> What needs to be done
Scan the data below for the string "label". Show every line where it turns up.

Provided records below:

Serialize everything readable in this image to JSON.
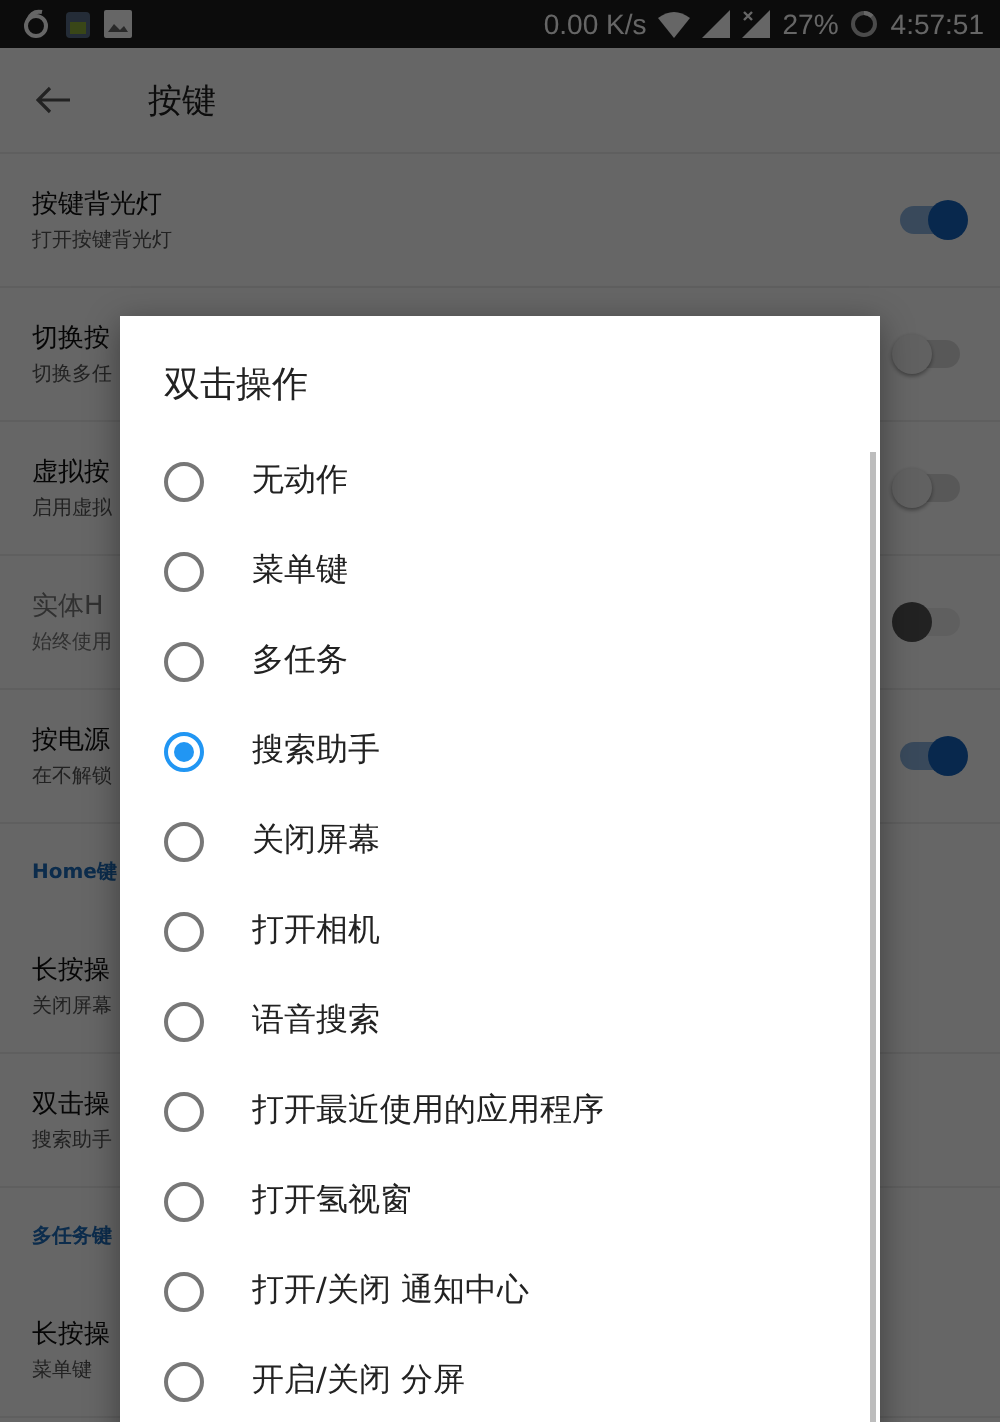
{
  "status_bar": {
    "speed": "0.00 K/s",
    "battery": "27%",
    "time": "4:57:51"
  },
  "toolbar": {
    "title": "按键"
  },
  "settings": [
    {
      "kind": "row",
      "title": "按键背光灯",
      "subtitle": "打开按键背光灯",
      "on": true,
      "disabled": false
    },
    {
      "kind": "row",
      "title": "切换按",
      "subtitle": "切换多任",
      "on": false,
      "disabled": false
    },
    {
      "kind": "row",
      "title": "虚拟按",
      "subtitle": "启用虚拟",
      "on": false,
      "disabled": false
    },
    {
      "kind": "row",
      "title": "实体H",
      "subtitle": "始终使用",
      "on": false,
      "disabled": true
    },
    {
      "kind": "row",
      "title": "按电源",
      "subtitle": "在不解锁",
      "on": true,
      "disabled": false
    },
    {
      "kind": "header",
      "title": "Home键"
    },
    {
      "kind": "plain",
      "title": "长按操",
      "subtitle": "关闭屏幕"
    },
    {
      "kind": "plain",
      "title": "双击操",
      "subtitle": "搜索助手"
    },
    {
      "kind": "header",
      "title": "多任务键"
    },
    {
      "kind": "plain",
      "title": "长按操",
      "subtitle": "菜单键"
    }
  ],
  "dialog": {
    "title": "双击操作",
    "options": [
      {
        "label": "无动作",
        "selected": false
      },
      {
        "label": "菜单键",
        "selected": false
      },
      {
        "label": "多任务",
        "selected": false
      },
      {
        "label": "搜索助手",
        "selected": true
      },
      {
        "label": "关闭屏幕",
        "selected": false
      },
      {
        "label": "打开相机",
        "selected": false
      },
      {
        "label": "语音搜索",
        "selected": false
      },
      {
        "label": "打开最近使用的应用程序",
        "selected": false
      },
      {
        "label": "打开氢视窗",
        "selected": false
      },
      {
        "label": "打开/关闭 通知中心",
        "selected": false
      },
      {
        "label": "开启/关闭 分屏",
        "selected": false
      }
    ]
  }
}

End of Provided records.

> Final answer
        "label": "无动作",
        "label": "菜单键",
        "label": "多任务",
        "label": "搜索助手",
        "label": "关闭屏幕",
        "label": "打开相机",
        "label": "语音搜索",
        "label": "打开最近使用的应用程序",
        "label": "打开氢视窗",
        "label": "打开/关闭 通知中心",
        "label": "开启/关闭 分屏",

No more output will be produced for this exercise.